## What to work on
What you produce should be every line from the data that includes "Informações".

## Supplied information
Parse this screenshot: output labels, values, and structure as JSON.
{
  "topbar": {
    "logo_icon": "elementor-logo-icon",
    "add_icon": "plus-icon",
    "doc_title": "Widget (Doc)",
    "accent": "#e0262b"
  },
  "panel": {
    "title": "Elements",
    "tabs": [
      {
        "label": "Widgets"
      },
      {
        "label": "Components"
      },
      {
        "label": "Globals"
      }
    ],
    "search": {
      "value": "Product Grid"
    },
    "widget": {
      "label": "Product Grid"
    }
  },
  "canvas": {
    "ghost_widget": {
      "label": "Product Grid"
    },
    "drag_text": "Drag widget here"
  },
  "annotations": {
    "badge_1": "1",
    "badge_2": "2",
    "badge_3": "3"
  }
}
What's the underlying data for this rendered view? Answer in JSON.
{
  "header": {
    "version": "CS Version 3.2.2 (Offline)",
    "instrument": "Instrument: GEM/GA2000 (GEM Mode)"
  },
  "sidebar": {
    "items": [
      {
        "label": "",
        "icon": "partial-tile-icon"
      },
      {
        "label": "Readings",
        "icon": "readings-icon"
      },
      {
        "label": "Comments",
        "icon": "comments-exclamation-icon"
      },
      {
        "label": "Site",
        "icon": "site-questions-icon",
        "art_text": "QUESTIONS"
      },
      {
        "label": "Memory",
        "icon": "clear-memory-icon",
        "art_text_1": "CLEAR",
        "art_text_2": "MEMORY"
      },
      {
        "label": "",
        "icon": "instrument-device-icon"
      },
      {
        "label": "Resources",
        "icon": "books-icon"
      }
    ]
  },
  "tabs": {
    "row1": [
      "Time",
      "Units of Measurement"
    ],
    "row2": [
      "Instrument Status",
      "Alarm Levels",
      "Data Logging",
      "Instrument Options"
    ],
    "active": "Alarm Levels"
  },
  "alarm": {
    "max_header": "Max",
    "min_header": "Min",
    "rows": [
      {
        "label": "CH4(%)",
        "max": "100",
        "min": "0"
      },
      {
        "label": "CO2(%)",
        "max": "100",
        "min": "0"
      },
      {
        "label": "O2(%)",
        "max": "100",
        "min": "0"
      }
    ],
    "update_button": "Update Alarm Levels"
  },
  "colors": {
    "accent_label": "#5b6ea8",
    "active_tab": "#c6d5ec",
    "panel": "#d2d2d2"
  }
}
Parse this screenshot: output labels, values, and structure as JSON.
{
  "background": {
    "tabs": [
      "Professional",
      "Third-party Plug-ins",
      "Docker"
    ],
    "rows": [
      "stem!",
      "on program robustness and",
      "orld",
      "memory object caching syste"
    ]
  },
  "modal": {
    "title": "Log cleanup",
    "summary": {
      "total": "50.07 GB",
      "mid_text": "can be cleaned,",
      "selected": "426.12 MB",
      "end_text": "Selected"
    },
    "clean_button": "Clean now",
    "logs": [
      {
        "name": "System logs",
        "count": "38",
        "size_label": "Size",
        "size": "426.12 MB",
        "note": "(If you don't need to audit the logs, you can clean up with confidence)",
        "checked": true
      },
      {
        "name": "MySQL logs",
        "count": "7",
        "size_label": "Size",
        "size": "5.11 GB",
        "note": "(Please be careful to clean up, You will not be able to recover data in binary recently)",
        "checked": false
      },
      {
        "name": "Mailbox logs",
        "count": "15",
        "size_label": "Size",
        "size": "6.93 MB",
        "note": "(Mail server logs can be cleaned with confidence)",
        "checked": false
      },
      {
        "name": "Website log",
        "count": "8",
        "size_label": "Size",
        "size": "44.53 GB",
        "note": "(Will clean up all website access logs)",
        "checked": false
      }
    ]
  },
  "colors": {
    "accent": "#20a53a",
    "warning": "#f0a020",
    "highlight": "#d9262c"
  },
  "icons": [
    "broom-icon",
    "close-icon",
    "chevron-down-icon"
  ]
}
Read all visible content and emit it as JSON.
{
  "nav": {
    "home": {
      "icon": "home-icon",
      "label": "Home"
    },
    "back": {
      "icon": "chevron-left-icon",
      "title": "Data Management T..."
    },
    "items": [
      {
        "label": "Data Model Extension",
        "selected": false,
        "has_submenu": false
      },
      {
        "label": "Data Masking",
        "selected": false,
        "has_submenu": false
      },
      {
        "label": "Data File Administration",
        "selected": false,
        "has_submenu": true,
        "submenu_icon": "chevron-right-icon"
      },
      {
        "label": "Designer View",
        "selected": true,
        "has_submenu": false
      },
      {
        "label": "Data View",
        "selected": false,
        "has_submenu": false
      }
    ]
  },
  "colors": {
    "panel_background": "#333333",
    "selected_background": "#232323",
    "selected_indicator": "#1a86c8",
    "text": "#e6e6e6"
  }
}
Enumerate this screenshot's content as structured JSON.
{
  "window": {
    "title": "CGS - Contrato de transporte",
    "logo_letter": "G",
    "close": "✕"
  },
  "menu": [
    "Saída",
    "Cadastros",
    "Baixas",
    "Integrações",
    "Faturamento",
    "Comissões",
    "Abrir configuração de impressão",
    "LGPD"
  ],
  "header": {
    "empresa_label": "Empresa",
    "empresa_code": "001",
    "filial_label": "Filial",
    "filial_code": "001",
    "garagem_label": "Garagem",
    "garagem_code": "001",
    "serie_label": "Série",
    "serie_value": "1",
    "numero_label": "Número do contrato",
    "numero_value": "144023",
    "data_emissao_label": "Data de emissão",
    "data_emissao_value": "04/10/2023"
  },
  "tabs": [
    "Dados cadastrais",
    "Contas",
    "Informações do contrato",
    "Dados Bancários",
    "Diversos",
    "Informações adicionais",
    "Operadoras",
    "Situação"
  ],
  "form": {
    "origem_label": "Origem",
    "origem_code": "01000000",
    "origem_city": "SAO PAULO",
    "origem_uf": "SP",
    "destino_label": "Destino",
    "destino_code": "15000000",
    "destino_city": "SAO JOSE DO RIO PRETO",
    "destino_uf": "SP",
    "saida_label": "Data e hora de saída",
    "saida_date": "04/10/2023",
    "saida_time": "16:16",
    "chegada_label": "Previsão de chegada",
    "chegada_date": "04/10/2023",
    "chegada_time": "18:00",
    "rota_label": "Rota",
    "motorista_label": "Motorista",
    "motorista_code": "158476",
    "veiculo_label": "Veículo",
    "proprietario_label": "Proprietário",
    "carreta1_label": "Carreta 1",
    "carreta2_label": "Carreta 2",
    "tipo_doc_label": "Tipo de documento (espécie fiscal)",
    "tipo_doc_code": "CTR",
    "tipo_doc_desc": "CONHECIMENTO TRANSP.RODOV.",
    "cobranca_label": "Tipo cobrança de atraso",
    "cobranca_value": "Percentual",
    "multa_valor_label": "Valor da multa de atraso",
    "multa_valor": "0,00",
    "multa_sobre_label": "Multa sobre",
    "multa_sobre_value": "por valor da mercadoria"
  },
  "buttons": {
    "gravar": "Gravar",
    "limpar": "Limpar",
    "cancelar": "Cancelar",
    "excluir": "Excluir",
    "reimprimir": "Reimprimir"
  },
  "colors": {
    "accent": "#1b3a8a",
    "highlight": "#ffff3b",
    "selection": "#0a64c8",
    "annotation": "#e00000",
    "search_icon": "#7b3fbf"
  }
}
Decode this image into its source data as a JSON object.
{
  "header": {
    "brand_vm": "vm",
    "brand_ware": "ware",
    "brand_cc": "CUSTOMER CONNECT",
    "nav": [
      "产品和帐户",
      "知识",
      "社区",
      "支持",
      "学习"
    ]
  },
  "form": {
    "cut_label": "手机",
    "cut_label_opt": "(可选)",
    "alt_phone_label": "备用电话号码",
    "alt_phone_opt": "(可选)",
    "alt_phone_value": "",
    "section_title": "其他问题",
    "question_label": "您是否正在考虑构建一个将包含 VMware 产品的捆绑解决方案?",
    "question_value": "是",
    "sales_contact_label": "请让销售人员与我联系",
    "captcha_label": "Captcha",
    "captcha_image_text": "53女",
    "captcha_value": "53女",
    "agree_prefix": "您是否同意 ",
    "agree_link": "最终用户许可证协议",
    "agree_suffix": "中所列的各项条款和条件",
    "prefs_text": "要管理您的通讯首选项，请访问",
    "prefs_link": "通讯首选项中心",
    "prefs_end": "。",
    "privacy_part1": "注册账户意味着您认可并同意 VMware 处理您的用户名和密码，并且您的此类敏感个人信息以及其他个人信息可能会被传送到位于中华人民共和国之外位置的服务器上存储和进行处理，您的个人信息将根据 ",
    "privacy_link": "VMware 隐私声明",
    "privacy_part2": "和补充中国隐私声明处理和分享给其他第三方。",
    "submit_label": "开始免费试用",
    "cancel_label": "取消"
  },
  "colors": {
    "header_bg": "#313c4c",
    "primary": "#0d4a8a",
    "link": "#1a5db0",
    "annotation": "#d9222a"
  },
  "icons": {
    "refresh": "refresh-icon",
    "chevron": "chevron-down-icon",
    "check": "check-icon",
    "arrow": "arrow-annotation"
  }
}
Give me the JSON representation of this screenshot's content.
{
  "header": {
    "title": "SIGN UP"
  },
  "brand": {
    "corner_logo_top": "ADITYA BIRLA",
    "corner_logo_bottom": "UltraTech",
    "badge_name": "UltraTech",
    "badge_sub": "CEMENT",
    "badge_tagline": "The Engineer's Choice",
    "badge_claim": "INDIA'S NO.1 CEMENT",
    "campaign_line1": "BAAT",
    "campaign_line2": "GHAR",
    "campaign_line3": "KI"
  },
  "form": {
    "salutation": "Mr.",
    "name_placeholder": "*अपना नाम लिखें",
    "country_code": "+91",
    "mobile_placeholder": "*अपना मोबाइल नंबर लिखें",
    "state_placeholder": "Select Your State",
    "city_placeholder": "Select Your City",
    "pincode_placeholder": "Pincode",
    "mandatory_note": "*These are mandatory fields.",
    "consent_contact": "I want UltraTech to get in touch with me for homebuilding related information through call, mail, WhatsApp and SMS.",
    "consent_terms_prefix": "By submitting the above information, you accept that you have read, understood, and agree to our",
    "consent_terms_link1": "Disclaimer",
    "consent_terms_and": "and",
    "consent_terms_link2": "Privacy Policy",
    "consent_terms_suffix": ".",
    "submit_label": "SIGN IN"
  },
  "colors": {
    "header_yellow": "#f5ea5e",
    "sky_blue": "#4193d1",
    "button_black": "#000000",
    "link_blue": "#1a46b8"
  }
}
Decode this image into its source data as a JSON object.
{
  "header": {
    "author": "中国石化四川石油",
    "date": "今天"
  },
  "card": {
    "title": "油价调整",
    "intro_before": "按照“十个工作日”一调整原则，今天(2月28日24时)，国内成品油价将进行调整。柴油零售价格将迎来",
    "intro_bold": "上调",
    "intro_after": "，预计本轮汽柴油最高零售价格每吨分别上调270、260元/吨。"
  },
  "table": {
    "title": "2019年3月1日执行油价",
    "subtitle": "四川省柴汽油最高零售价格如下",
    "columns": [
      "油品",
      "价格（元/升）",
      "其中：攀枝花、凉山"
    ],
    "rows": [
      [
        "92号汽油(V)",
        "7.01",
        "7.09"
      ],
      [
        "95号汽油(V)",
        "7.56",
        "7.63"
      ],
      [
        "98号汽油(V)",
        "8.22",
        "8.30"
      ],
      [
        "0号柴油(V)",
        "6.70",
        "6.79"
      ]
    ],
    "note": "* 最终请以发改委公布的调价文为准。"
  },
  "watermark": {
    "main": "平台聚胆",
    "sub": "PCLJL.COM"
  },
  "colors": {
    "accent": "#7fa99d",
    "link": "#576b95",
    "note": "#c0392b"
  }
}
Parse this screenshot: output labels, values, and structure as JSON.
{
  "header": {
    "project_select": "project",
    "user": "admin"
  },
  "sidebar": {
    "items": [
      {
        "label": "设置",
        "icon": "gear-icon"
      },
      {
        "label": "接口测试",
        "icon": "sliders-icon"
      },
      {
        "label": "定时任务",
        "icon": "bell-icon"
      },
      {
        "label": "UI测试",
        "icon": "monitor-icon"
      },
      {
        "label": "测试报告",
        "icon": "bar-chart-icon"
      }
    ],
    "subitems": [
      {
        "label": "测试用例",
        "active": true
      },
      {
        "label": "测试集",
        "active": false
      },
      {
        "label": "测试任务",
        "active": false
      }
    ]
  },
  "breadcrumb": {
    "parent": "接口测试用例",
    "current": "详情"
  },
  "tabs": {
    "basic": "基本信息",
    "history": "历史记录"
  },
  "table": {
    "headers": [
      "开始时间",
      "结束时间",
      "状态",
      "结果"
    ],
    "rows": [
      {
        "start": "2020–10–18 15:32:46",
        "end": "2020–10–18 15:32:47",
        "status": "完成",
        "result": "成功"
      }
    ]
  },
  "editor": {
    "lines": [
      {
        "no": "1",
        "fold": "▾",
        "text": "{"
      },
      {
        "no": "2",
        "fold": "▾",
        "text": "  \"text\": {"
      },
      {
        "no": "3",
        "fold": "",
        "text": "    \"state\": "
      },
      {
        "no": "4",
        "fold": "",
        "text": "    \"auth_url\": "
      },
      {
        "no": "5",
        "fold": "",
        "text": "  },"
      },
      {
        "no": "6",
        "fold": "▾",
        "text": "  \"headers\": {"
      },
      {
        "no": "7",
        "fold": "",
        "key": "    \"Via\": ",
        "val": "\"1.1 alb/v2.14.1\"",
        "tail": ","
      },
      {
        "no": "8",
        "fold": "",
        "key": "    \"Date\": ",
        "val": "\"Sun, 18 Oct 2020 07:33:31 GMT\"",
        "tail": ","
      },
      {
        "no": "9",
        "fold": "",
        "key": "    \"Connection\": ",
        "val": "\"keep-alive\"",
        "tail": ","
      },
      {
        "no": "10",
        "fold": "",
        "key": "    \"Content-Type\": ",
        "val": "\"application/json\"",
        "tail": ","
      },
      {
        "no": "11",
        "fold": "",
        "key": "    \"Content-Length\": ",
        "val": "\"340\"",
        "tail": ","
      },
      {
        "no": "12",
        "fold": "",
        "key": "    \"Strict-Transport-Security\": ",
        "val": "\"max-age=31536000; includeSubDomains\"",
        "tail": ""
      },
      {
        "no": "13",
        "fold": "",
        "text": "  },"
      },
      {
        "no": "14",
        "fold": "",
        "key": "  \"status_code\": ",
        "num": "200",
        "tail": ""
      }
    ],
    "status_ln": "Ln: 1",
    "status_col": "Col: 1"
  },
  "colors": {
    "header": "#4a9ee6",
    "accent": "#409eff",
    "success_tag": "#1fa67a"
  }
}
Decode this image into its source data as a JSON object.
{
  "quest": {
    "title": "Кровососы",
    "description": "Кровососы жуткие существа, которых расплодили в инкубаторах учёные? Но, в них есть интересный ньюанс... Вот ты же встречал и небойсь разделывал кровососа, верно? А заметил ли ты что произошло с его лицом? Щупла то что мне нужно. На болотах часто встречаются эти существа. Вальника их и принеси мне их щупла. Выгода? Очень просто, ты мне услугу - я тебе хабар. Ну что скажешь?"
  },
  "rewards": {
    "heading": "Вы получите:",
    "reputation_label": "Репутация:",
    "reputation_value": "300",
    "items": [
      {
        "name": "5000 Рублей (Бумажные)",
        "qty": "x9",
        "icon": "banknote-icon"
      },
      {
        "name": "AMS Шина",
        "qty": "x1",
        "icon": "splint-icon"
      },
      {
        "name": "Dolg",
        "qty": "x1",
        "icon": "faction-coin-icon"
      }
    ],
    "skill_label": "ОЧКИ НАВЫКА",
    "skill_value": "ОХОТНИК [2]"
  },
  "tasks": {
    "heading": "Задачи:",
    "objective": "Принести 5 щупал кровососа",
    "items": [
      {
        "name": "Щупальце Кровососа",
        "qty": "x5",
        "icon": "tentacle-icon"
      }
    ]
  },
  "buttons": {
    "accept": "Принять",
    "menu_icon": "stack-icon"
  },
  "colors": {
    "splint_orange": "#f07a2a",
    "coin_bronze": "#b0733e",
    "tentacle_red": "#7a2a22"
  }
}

## Written response
    "Informações do contrato",
    "Informações adicionais",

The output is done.